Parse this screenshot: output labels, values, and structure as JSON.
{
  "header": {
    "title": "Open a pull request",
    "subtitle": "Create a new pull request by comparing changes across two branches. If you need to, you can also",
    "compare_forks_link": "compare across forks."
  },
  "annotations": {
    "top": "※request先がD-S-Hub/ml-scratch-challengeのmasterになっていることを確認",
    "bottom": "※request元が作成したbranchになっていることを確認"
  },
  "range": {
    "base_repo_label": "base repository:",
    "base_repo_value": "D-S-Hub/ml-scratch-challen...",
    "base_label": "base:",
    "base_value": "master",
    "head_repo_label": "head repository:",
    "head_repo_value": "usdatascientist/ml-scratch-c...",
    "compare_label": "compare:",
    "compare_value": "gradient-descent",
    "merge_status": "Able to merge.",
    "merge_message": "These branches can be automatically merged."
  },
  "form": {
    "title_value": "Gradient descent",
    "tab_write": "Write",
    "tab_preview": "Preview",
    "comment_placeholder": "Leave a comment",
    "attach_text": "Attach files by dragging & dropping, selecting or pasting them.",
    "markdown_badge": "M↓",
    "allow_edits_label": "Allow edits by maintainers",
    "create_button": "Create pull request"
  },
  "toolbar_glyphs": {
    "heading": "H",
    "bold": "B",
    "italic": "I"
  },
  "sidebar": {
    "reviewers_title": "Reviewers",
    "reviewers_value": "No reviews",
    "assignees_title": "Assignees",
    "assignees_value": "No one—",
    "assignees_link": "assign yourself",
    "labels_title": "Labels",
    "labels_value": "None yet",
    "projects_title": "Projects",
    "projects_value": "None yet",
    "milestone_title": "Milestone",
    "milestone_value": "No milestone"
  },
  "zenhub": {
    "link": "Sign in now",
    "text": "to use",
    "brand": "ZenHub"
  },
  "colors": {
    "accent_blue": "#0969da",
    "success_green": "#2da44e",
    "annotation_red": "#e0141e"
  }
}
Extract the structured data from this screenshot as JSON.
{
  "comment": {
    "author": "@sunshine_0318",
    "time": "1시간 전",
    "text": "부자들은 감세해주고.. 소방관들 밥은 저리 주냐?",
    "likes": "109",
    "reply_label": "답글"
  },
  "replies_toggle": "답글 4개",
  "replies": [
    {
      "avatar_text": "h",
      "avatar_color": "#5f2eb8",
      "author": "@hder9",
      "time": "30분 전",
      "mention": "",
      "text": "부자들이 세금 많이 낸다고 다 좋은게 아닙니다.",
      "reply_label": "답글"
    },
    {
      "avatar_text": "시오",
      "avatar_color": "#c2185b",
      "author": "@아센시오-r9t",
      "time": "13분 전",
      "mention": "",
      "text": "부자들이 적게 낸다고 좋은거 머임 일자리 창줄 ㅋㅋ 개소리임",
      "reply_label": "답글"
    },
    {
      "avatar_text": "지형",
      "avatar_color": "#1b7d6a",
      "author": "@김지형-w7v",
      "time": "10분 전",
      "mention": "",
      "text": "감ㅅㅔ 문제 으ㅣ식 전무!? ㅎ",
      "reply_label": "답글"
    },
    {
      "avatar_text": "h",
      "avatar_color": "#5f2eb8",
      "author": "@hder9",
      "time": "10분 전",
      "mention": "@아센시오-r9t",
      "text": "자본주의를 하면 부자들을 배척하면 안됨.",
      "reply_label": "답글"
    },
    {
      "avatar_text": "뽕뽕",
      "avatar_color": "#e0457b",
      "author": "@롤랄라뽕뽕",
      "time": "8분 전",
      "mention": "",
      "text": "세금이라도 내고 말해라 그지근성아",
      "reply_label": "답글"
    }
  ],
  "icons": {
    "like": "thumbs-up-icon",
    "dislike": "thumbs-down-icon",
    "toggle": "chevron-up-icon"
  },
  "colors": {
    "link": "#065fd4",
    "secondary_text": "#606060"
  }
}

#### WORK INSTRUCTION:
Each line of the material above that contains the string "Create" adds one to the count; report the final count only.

#### COMPLETED EXERCISE:
2